You get the notice in the mail every year. Due to a wide range of factors, etc. etc. … your health insurance premium will be going up by 13% as of next month – thank you for your business and have a great day! Fantastic. You’re now paying twice what you were paying when you got your policy five years ago. Too bad your salary hasn’t doubled in that time. So you call your agent, who helps you switch to a slightly less expensive policy (assuming you’re healthy enough to qualify) and you cross your fingers and hope that next year’s rate increase will be a little less painful. Or that you will have won the lottery by then and won’t care anyway.
So what is driving health insurance premium increases? Obviously, the health insurance companies take the brunt of policy holders’ frustration, since they’re the ones collecting the money and sending out those lovely letters every year. But what are they doing with all the extra money? Exasperated insureds might be picturing health insurance companies that are raking in monster profits, but that’s really not the case, according to Aetna CEO Ron Williams, who spoke today with the Senate Finance Committee about rising health insurance premiums. Williams cited the 6.6% profit margin reported for Aetna last year, and made the case that rising health insurance premiums are a reflection of rising health care costs, and that health insurance carriers have to raise prices in order to keep up with the escalating cost of claims.
Fair enough. But profit is defined as the amount of revenue that exceeds expenses. So how do we know that the expenses are reasonable for health insurance companies? Aetna paid Williams over $18 million last year, and $30 million the year before. Is that reasonable? Maybe, maybe not. Some people defend multi-million dollar compensation for CEOs as a necessary cost of doing business. But when families are having to decide between paying the mortgage and paying the health insurance premiums, I doubt many of them are thrilled to see 8 figure annual payouts to insurance company CEOs. Sometimes I think that big companies (not just health insurance carriers) might spend money a touch too lightly. I wonder how many people in upper management have ever said “Who cares how much the wine costs – I have an expense account!”? Are these companies really trying to lower their expenses, or is it just easier to raise premiums and carry on doing business as usual? (I should point out that Aetna is one of our favorite health insurance carriers, and one that we highly recommend to our health insurance clients in Colorado. I’m only drawing attention to Williams’ salary because he happened to be the CEO who met with lawmakers to justify health insurance premiums).
I do agree with Williams that health care costs are a huge factor in health insurance premium increases. We’re spending far more on health care than most other developed countries, and yet our overall outcomes are worse. There’s a lot more to the health care industry than health insurance. Perhaps the health insurance company profits are only a small percentage of revenue, but what about the pharmaceutical company profits (generally recognized as one of the most profitable industries in the US, with high double-digit profits year after year)? What about hospital profits? What is there to reassure us that all of the elements that make up the health care system in this country are doing everything they can to keep expenses to a minimum?

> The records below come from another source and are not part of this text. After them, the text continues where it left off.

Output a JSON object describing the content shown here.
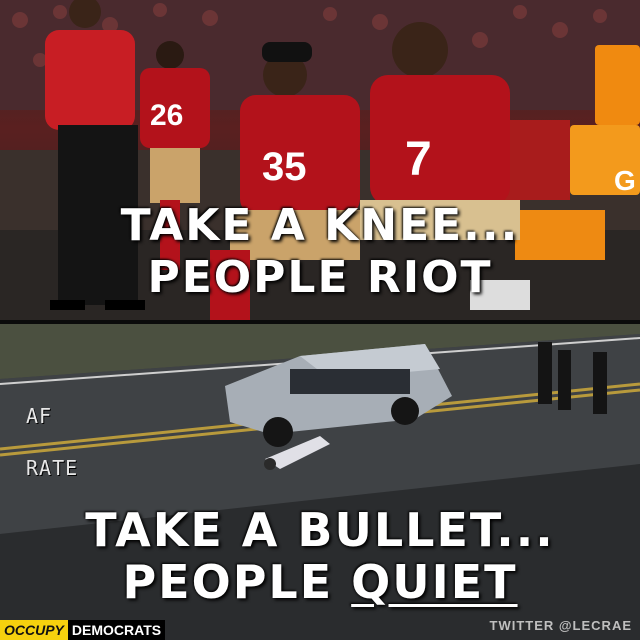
{
  "top_caption": {
    "line1": "TAKE A KNEE...",
    "line2": "PEOPLE RIOT"
  },
  "bottom_caption": {
    "line1": "TAKE A BULLET...",
    "line2_prefix": "PEOPLE ",
    "line2_underlined": "QUIET"
  },
  "hud": {
    "af": "AF",
    "rate": "RATE"
  },
  "jerseys": {
    "left": "26",
    "center": "35",
    "right": "7"
  },
  "signage": {
    "cooler_letter": "G"
  },
  "branding": {
    "occupy": "OCCUPY",
    "democrats": "DEMOCRATS",
    "credit": "TWITTER @LECRAE"
  },
  "colors": {
    "team_red": "#b3121b",
    "cooler_orange": "#f08a10",
    "brand_yellow": "#f6d10e",
    "road_gray": "#3b3d40"
  }
}
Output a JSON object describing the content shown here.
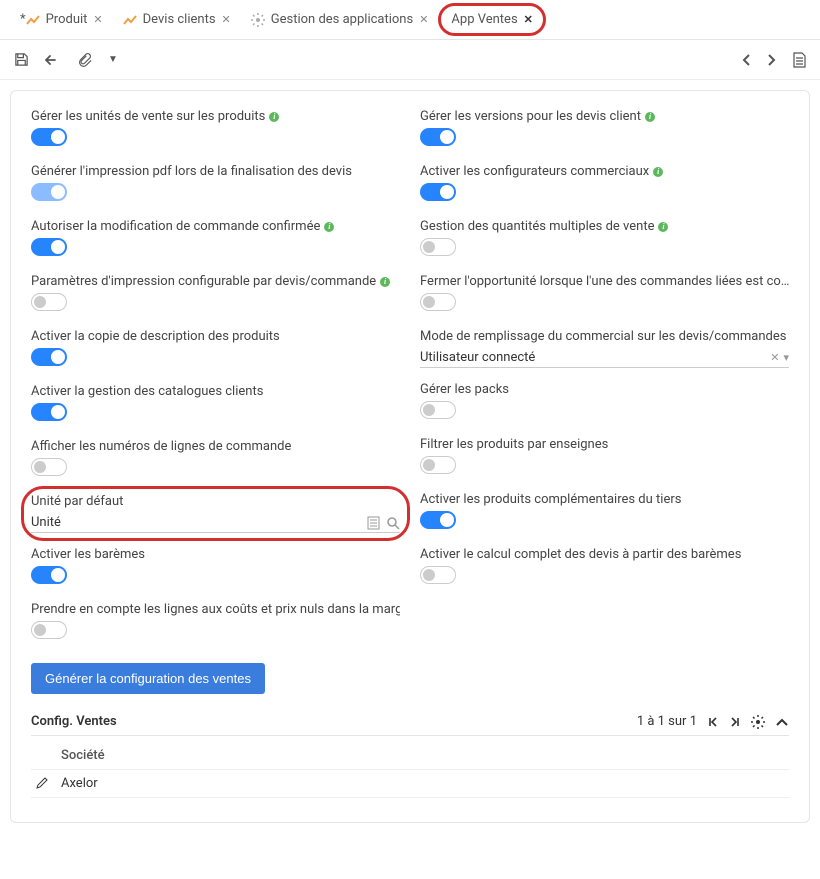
{
  "tabs": [
    {
      "label": "Produit",
      "icon": "chart",
      "prefix": "*"
    },
    {
      "label": "Devis clients",
      "icon": "chart",
      "prefix": ""
    },
    {
      "label": "Gestion des applications",
      "icon": "gear",
      "prefix": ""
    },
    {
      "label": "App Ventes",
      "icon": "",
      "prefix": "",
      "active": true,
      "highlighted": true
    }
  ],
  "left": [
    {
      "label": "Gérer les unités de vente sur les produits",
      "info": true,
      "type": "toggle",
      "on": true
    },
    {
      "label": "Générer l'impression pdf lors de la finalisation des devis",
      "info": false,
      "type": "toggle",
      "on": true,
      "dim": true
    },
    {
      "label": "Autoriser la modification de commande confirmée",
      "info": true,
      "type": "toggle",
      "on": true
    },
    {
      "label": "Paramètres d'impression configurable par devis/commande",
      "info": true,
      "type": "toggle",
      "on": false
    },
    {
      "label": "Activer la copie de description des produits",
      "info": false,
      "type": "toggle",
      "on": true
    },
    {
      "label": "Activer la gestion des catalogues clients",
      "info": false,
      "type": "toggle",
      "on": true
    },
    {
      "label": "Afficher les numéros de lignes de commande",
      "info": false,
      "type": "toggle",
      "on": false
    },
    {
      "label": "Unité par défaut",
      "info": false,
      "type": "lookup",
      "value": "Unité",
      "highlighted": true
    },
    {
      "label": "Activer les barèmes",
      "info": false,
      "type": "toggle",
      "on": true
    },
    {
      "label": "Prendre en compte les lignes aux coûts et prix nuls dans la marge",
      "info": true,
      "type": "toggle",
      "on": false
    }
  ],
  "right": [
    {
      "label": "Gérer les versions pour les devis client",
      "info": true,
      "type": "toggle",
      "on": true
    },
    {
      "label": "Activer les configurateurs commerciaux",
      "info": true,
      "type": "toggle",
      "on": true
    },
    {
      "label": "Gestion des quantités multiples de vente",
      "info": true,
      "type": "toggle",
      "on": false
    },
    {
      "label": "Fermer l'opportunité lorsque l'une des commandes liées est co…",
      "info": true,
      "type": "toggle",
      "on": false
    },
    {
      "label": "Mode de remplissage du commercial sur les devis/commandes",
      "info": false,
      "type": "select",
      "value": "Utilisateur connecté"
    },
    {
      "label": "Gérer les packs",
      "info": false,
      "type": "toggle",
      "on": false
    },
    {
      "label": "Filtrer les produits par enseignes",
      "info": false,
      "type": "toggle",
      "on": false
    },
    {
      "label": "Activer les produits complémentaires du tiers",
      "info": false,
      "type": "toggle",
      "on": true
    },
    {
      "label": "Activer le calcul complet des devis à partir des barèmes",
      "info": false,
      "type": "toggle",
      "on": false
    }
  ],
  "button": {
    "label": "Générer la configuration des ventes"
  },
  "section": {
    "title": "Config. Ventes",
    "pager": "1 à 1 sur 1",
    "header": "Société",
    "rows": [
      "Axelor"
    ]
  }
}
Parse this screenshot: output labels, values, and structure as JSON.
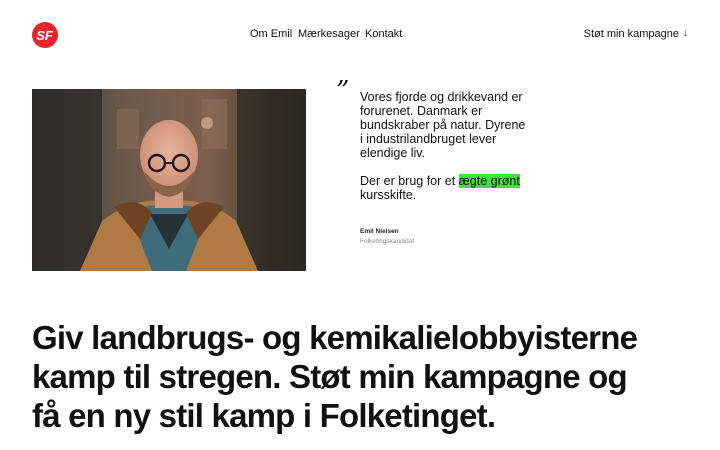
{
  "brand": {
    "logo_text": "SF",
    "logo_color": "#e8222f"
  },
  "nav": {
    "items": [
      {
        "label": "Om Emil"
      },
      {
        "label": "Mærkesager"
      },
      {
        "label": "Kontakt"
      }
    ],
    "cta": {
      "label": "Støt min kampagne",
      "icon": "arrow-down-icon"
    }
  },
  "hero": {
    "quote_mark": "”",
    "quote_line1": "Vores fjorde og drikkevand er forurenet. Danmark er bundskraber på natur. Dyrene i industrilandbruget lever elendige liv.",
    "quote_line2_before": "Der er brug for et ",
    "quote_highlight": "ægte grønt",
    "quote_line2_after": " kursskifte.",
    "highlight_color": "#41e03e",
    "author_name": "Emil Nielsen",
    "author_role": "Folketingskandidat"
  },
  "headline": "Giv landbrugs- og kemikalielobbyisterne kamp til stregen. Støt min kampagne og få en ny stil kamp i Folketinget."
}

Health care is a necessity. And the health care industry is very aware of that fact. If money is tight, you might forego buying a new car or going out to dinner. But if you’re on kidney dialysis, and taking a handful of medications with every meal, you don’t really have a choice about whether to continue your treatment when the budget is lean. During economic downturns, auto manufacturers are quick to offer reduced prices, lower interest, and a wide assortment of incentives to get you to buy a car – when was the last time you saw a drug company or hospital offering incentives? Or even mentioning price at all in their advertising? The health care industry is not a free market system, even though opponents of a national health care system claim that the best thing about our current system is the free market aspect of it. There’s not enough information available to consumers to allow them to make educated choices, and even when we do try to comparison shop for health care, we’re thwarted at every turn. And the health care industry has a very captive market, since at one time or another pretty much all of us will need some level of health care. There just isn’t the incentive for the health care industry to control prices the way there is with other industries that have to work harder to attract and retain customers. Whether people want to hear it or not, this is an industry that needs more government regulation. We’ve set ourselves up for failure by allowing health care – an absolutely vital service – to be organized around thousands of private entities all vying for a chunk of a huge market, with little regulation on pricing or profits. We’ve let the fox guard the henhouse, and we wonder why things aren’t going so well for the hens.